It has Oscar written all over it, and that is fine. I haven’t seen the film, though I plan too. It seems like a very serious and sombre look at a very painful part of our National past. I don’t know if the film lives up to the weight that rests on its shoulders, but it could be a masterpiece for all I know.
The sad part is, for right now, the film itself is over-shadowed by the stupid and pointless controversy about the title of the film,
The film is being put out by Harvey Weinstein and the Weinstein Company. For some reason that only a select few people know, Warner Brothers objected to the title of the film being The Butler. Do they have another film about to come out with that title? You ask? The answer in no. They had a film, a silent short film called The Butler that came out in 1916.
For a few weeks it was up in the air as to whether of not they would have to change the title. The filmmakers and studio’s agreed to let the MPAA arbitrate the situation and after a couple of days of chattering the decision was made to change the title (sort of) to Lee Daniels’ The Butler.
That way there will be no confusion when your 117 year-old grandmother and grandfather try to buy a ticket to the 1916 film and wind up with a drama about civil rights.
The only bright spot for me on this, is that the film was written by Danny Strong. He is an actor turned writer who has done some amazing work including Recount, about the 2000 election, Game Change about Sarah Palin’s run for VP and he is also writing the screen-plays for Mockingjay part 1 and 2, which as any fan of the Hunger Games books know, does go to some dark political places.
SPECIAL MIDNIGHT SHOWING TONIGHT, OPENS TOMORROW EVERYWHERE.
Well, that just about does it for this week. I hope to have a full review for Kick-Ass 2 up next week and I am looking into starting a once in a while article in defense of bad movies that hold a special place in our hearts, so please submit your favorite.

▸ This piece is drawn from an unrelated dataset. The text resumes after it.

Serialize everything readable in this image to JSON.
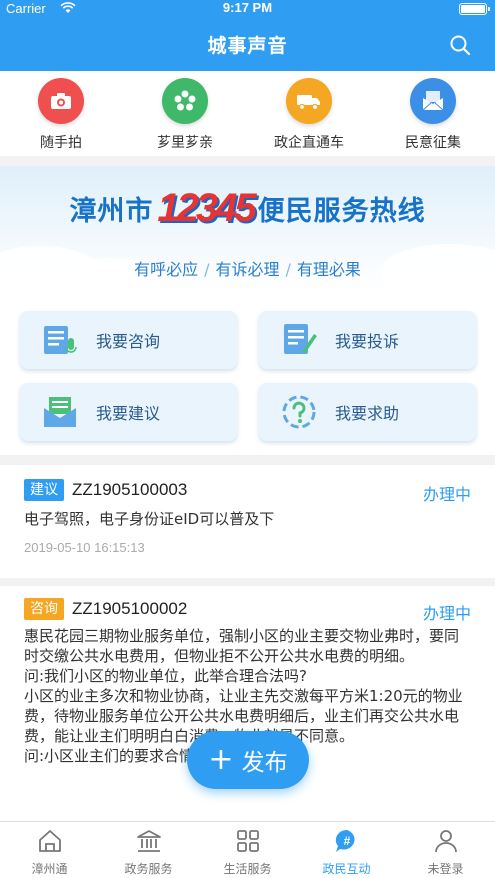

Next week brings us the final film in the Blood and Ice-Cream trilogy, with Edgar Wright’s The Worlds End.
Until next time, Keep the Projector Threaded.